edoc

Metabolic alterations in the hamster co-infected with Schistosoma japonicum and Necator americanus

Wu, J. F. and Holmes, E. and Xue, J. and Xiao, S. H. and Singer, B. H. and Tang, H. R. and Utzinger, J. and Wang, Y. L.. (2010) Metabolic alterations in the hamster co-infected with Schistosoma japonicum and Necator americanus. International journal for parasitology, Vol. 40, H. 6. pp. 695-703.

Full text not available from this repository.

Official URL: http://edoc.unibas.ch/dok/A5842949

Downloads: Statistics Overview

Abstract

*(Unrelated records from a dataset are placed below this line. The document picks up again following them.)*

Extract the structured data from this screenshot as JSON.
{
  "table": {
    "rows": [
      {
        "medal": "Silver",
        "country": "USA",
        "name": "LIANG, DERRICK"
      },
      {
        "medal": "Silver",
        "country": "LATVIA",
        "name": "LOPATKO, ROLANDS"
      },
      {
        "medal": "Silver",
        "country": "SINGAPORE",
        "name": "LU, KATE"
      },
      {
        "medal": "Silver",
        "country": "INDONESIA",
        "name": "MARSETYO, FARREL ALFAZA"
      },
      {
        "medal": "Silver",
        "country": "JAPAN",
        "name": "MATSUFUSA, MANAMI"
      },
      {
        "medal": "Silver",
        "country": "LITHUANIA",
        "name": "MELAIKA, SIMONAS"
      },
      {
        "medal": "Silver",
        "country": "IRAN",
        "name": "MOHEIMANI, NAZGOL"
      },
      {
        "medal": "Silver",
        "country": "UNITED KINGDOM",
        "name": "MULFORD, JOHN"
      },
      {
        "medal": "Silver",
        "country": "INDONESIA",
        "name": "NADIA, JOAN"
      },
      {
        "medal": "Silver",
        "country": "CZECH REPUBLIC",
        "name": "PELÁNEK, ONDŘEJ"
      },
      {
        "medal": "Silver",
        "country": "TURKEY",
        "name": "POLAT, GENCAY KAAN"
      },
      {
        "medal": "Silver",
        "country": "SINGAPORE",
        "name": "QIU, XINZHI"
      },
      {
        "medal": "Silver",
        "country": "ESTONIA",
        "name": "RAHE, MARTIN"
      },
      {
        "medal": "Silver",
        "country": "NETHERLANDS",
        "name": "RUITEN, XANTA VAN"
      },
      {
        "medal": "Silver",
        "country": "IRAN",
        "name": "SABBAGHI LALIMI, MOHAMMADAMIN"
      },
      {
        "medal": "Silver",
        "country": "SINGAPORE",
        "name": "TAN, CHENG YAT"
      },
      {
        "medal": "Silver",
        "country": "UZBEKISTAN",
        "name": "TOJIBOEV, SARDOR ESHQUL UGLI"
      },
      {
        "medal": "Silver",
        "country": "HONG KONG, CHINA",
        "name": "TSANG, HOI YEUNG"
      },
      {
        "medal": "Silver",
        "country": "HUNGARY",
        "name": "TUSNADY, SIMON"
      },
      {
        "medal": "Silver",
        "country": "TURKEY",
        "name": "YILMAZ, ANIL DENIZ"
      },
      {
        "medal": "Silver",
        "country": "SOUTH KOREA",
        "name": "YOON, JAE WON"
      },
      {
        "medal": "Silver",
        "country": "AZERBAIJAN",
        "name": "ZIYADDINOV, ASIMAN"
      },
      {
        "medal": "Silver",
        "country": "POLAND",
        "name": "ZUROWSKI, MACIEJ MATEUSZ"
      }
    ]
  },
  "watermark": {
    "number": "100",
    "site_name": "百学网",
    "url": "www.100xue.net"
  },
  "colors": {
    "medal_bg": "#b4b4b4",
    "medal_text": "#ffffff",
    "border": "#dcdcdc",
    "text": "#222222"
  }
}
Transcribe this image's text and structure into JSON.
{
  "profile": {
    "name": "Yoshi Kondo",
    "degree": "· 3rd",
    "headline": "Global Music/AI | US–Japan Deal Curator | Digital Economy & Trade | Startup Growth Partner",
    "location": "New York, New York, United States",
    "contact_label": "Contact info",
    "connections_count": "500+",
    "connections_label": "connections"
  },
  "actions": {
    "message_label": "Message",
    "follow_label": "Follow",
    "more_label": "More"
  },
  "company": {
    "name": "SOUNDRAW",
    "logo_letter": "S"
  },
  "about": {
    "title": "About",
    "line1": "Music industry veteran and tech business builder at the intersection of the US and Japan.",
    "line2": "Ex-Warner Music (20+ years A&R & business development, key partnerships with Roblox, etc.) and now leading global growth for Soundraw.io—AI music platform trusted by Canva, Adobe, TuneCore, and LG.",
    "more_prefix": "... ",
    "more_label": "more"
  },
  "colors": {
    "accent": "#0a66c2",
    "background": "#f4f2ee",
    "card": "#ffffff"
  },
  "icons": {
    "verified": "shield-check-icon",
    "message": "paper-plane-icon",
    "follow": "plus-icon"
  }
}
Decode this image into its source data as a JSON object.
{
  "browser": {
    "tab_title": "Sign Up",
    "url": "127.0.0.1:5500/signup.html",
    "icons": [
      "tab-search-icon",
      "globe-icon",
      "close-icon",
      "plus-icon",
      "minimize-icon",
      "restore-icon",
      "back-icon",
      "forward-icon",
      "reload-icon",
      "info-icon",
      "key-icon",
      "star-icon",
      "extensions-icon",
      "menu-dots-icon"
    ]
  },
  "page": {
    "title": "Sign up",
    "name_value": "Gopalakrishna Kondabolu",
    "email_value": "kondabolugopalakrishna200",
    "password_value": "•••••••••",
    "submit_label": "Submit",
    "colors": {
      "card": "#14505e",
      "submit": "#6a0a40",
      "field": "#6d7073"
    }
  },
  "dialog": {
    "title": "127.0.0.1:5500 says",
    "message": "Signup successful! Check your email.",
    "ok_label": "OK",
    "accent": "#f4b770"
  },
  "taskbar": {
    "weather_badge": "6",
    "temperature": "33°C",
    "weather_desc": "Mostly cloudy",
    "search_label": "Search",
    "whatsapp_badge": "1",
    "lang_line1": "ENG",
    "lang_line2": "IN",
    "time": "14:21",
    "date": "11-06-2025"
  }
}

Co-infection with hookworm and schistosomes is a common phenomenon in sub-Saharan Africa, as well as in parts of South America and southeast Asia. As a first step towards understanding the metabolic response of a hookworm-schistosome co-infection in humans, we investigated the metabolic consequences of co-infection in an animal model, using a nuclear magnetic resonance (NMR)-based metabolic profiling technique, combined with multivariate statistical analysis. Urine and serum samples were obtained from hamsters experimentally infected with 250 Necator americanus infective L(3) and 100 Schistosoma japonicum cercariae simultaneously. In the co-infection model, similar worm burdens were observed as reported for single infection models, whereas metabolic profiles of co-infection represented a combination of the altered metabolite profiles induced by single infections with these two parasites. Consistent differences in metabolic profiles between the co-infected and non-infected control hamsters were observed from 4 weeks p.i. onwards. The predominant metabolic alterations in co-infected hamsters consisted of depletion of amino acids, tricarboxylic acid cycle intermediates (e.g. citrate and succinate) and glucose. Moreover, alterations of a series of gut microbial-related metabolites, such as decreased levels of hippurate, 3-hydroxyphenylpropionic acid, 4-hydroxyphenylpropionic acid and trimethylamine-N-oxide, and increased concentrations of 4-cresol glucuronide and phenylacetylglycine were associated with co-infection. Our results provide a first step towards understanding the metabolic response of an animal host to multiple parasitic infections
Faculties and Departments:09 Associated Institutions > Swiss Tropical and Public Health Institute (Swiss TPH) > Department of Epidemiology and Public Health (EPH) > Eco System Health Sciences > Health Impact Assessment (Utzinger)
UniBasel Contributors:Utzinger, Jürg
Item Type:Article, refereed
Article Subtype:Research Article
Bibsysno:Link to catalogue
Publisher:Elsevier
ISSN:0020-7519
Note:Publication type according to Uni Basel Research Database: Journal article
Related URLs:
Identification Number:
Last Modified:14 Sep 2012 07:19
Deposited On:14 Sep 2012 06:51

Repository Staff Only: item control page